Updated: Apr 2
Surveys are one of the key ways event planners get feedback from their audience, but using them well is not easy and requires a careful balancing act.
Ask your delegates to fill in too many surveys and they are likely to feel so overwhelmed they decide not to do any of them, but send them too few and you are potentially missing out on some great feedback that can help you to plan brilliant events in the future.
Surveys are typically sent out after the event, or even before it gets underway, but a great tip is to actually distribute them while the event is going on.
Your delegates are a captive audience, so to speak, so getting the most out of them while they are at the event is a no-brainer when you think about it. But how should you go about using surveys at your event?
A wide range of online tools can be incorporated into your event management software so you can keep all your survey results in the same place for analysis at a later date.
By comparing the results you get while the event is ongoing to the surveys you conducted ahead of opening the doors, you will be able to plot closely the differences between attendees' expectations and how these were matched by in reality.
Pre-event surveys are vital to assess the needs of your audience, so the main thing you are looking for from any polls you do during the event is to ascertain how useful attendees believe various sessions have been. You need to find out whether their expectations were met.
Benefits of surveys during events
Surveys are a great way to keep your audience engaged during the course of your event and by using them properly, you'll get some fantastic real-time feedback that can give you a great sense of what is happening on the ground.
As event planners, it can be easy to lose sight of one of the most important things about your exhibition – ensuring your guests feel as though they are getting the best possible value from attending.
By using surveys, you'll quickly be able to gauge levels of feeling among your delegates and work out where a few careful tweaks can result in a whole world of improvements to the end result.

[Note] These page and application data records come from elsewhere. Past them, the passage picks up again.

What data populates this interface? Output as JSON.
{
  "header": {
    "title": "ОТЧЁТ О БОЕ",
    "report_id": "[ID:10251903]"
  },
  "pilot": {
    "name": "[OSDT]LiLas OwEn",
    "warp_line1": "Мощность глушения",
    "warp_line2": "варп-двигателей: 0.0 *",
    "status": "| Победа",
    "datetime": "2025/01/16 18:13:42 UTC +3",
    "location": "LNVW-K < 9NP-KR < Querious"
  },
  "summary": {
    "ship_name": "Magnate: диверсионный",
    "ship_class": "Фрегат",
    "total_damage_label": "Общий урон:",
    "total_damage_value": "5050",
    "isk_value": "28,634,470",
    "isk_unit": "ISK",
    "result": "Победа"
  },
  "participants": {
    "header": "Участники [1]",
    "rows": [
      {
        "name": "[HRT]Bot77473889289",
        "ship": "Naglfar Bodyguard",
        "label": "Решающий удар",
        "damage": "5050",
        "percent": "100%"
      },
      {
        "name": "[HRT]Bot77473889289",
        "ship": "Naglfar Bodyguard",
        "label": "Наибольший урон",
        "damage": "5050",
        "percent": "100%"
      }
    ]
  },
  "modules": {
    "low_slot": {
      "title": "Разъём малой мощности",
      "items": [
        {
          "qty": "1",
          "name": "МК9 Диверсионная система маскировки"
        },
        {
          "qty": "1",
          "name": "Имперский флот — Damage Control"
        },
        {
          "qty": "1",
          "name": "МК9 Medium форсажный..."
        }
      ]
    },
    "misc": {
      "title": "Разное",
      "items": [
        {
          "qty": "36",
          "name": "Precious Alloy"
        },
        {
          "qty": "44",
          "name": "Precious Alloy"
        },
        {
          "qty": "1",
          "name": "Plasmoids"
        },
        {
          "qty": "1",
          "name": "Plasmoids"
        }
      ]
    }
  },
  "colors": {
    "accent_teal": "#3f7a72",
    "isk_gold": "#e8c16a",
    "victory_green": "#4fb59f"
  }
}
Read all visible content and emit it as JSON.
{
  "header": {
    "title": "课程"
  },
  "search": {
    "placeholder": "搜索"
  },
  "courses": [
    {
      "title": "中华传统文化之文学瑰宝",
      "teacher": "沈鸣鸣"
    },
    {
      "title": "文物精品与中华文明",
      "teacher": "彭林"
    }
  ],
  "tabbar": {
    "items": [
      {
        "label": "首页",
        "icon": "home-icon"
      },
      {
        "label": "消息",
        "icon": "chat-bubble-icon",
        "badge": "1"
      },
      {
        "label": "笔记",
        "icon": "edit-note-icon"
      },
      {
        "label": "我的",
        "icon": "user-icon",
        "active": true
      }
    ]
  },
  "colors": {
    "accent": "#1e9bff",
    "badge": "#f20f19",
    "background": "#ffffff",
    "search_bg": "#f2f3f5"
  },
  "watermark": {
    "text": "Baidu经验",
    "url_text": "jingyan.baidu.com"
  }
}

If you have your own event app, then surveys can easily be incorporated into these and it will give your attendees something to focus on during any lulls in activity over the course of the exhibition.

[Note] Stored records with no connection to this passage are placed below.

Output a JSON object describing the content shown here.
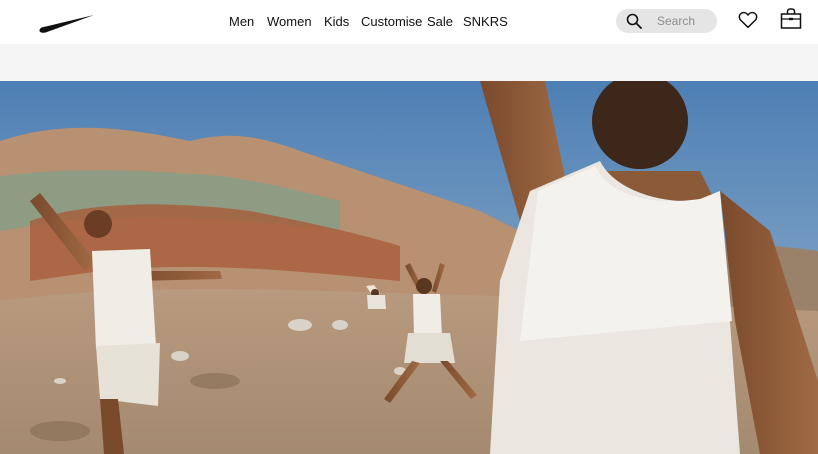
{
  "brand": {
    "logo_icon": "nike-swoosh-icon"
  },
  "nav": {
    "items": [
      {
        "label": "Men"
      },
      {
        "label": "Women"
      },
      {
        "label": "Kids"
      },
      {
        "label": "Customise"
      },
      {
        "label": "Sale"
      },
      {
        "label": "SNKRS"
      }
    ]
  },
  "search": {
    "placeholder": "Search",
    "icon": "search-icon"
  },
  "actions": {
    "favorites_icon": "heart-icon",
    "bag_icon": "bag-icon"
  },
  "hero": {
    "image_description_icon": "hero-image"
  },
  "colors": {
    "text": "#111111",
    "search_bg": "#e5e5e5",
    "banner_bg": "#f5f5f5"
  }
}
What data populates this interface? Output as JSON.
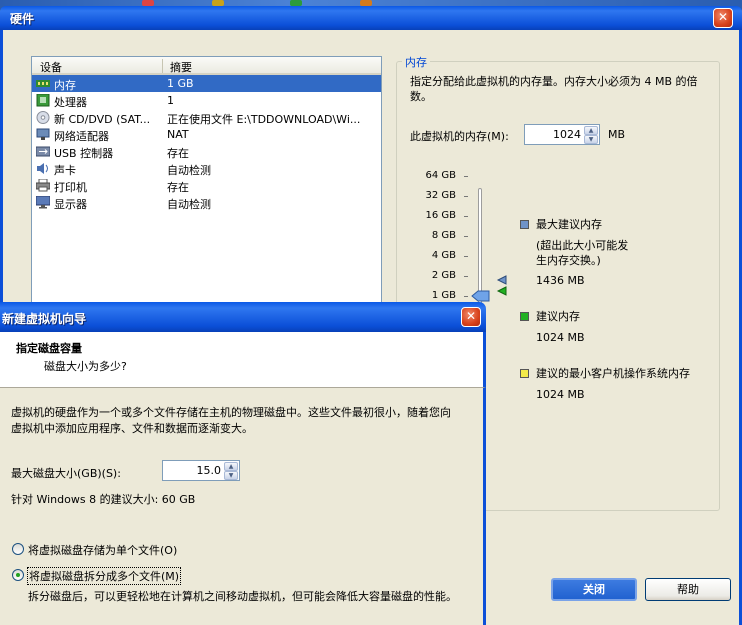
{
  "hardware_dialog": {
    "title": "硬件",
    "device_list": {
      "col_device": "设备",
      "col_summary": "摘要",
      "rows": [
        {
          "name": "内存",
          "summary": "1 GB",
          "icon": "memory-icon"
        },
        {
          "name": "处理器",
          "summary": "1",
          "icon": "processor-icon"
        },
        {
          "name": "新 CD/DVD (SAT...",
          "summary": "正在使用文件 E:\\TDDOWNLOAD\\Wi...",
          "icon": "cd-dvd-icon"
        },
        {
          "name": "网络适配器",
          "summary": "NAT",
          "icon": "network-adapter-icon"
        },
        {
          "name": "USB 控制器",
          "summary": "存在",
          "icon": "usb-icon"
        },
        {
          "name": "声卡",
          "summary": "自动检测",
          "icon": "sound-card-icon"
        },
        {
          "name": "打印机",
          "summary": "存在",
          "icon": "printer-icon"
        },
        {
          "name": "显示器",
          "summary": "自动检测",
          "icon": "display-icon"
        }
      ]
    },
    "memory": {
      "group_title": "内存",
      "description": "指定分配给此虚拟机的内存量。内存大小必须为 4 MB 的倍数。",
      "label": "此虚拟机的内存(M):",
      "value": "1024",
      "unit": "MB",
      "scale": [
        "64 GB",
        "32 GB",
        "16 GB",
        "8 GB",
        "4 GB",
        "2 GB",
        "1 GB"
      ],
      "max_recommended": {
        "label": "最大建议内存",
        "note": "(超出此大小可能发生内存交换。)",
        "value": "1436 MB",
        "color": "#6f93c8"
      },
      "recommended": {
        "label": "建议内存",
        "value": "1024 MB",
        "color": "#22b022"
      },
      "min_guest": {
        "label": "建议的最小客户机操作系统内存",
        "value": "1024 MB",
        "color": "#f2ea4a"
      }
    },
    "buttons": {
      "close": "关闭",
      "help": "帮助"
    }
  },
  "wizard": {
    "title": "新建虚拟机向导",
    "heading": "指定磁盘容量",
    "subheading": "磁盘大小为多少?",
    "description": "虚拟机的硬盘作为一个或多个文件存储在主机的物理磁盘中。这些文件最初很小，随着您向虚拟机中添加应用程序、文件和数据而逐渐变大。",
    "max_disk_label": "最大磁盘大小(GB)(S):",
    "max_disk_value": "15.0",
    "recommended_size": "针对 Windows 8 的建议大小: 60 GB",
    "options": [
      {
        "label": "将虚拟磁盘存储为单个文件(O)",
        "selected": false
      },
      {
        "label": "将虚拟磁盘拆分成多个文件(M)",
        "selected": true
      }
    ],
    "split_note": "拆分磁盘后，可以更轻松地在计算机之间移动虚拟机，但可能会降低大容量磁盘的性能。"
  }
}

Using the results
Of course, carrying out any research is pointless unless you have a solid plan for what you are going to do with the data you collect.
Collate the results of your survey and use them to come up with a set of findings about your event. These can then make up the basis of a press release you can send out to demonstrate how successful your event was, helping to maintain buzz and interest among interested parties.
You can also use this as a springboard to start selling tickets for the next planned event. Being able to show that the majority of attendees enjoyed your event and found it a good use of their time is vital in persuading people to sign up to attend in the future. You could even post on social media about the findings, and then include information on the next event with a link to the event registration system.
Ensure your surveys have a mix between tick-box questions and ones where respondents can open up and provide detail about their feelings, as this gives you both quantitative and qualitative data. You can use any positive responses you get from delegates in a testimonial section on your website, as long as you get permission to do so.
Tips and tricks
When creating any sort of survey, the hardest thing is usually getting people to fill it in. There's no point spending hours crafting a great poll if you only get a handful of responses, after all. You have to make it clear there is something in it for them – everything about your event has to add value.
It's therefore worth coming up with a small competition for respondents to be entered in for – perhaps the prize could be a ticket for the next year's event. It doesn't have to be a show-stopper, just a sign that you value the time your event's attendees put into filling in the survey.
Finally – always offer an opportunity in the survey for respondents to provide feedback on any issue that came up during the event.
Giving delegates a voice is vital and makes it more likely they will come back next year, while you'll be able to compile a list of any issues that need to be addressed.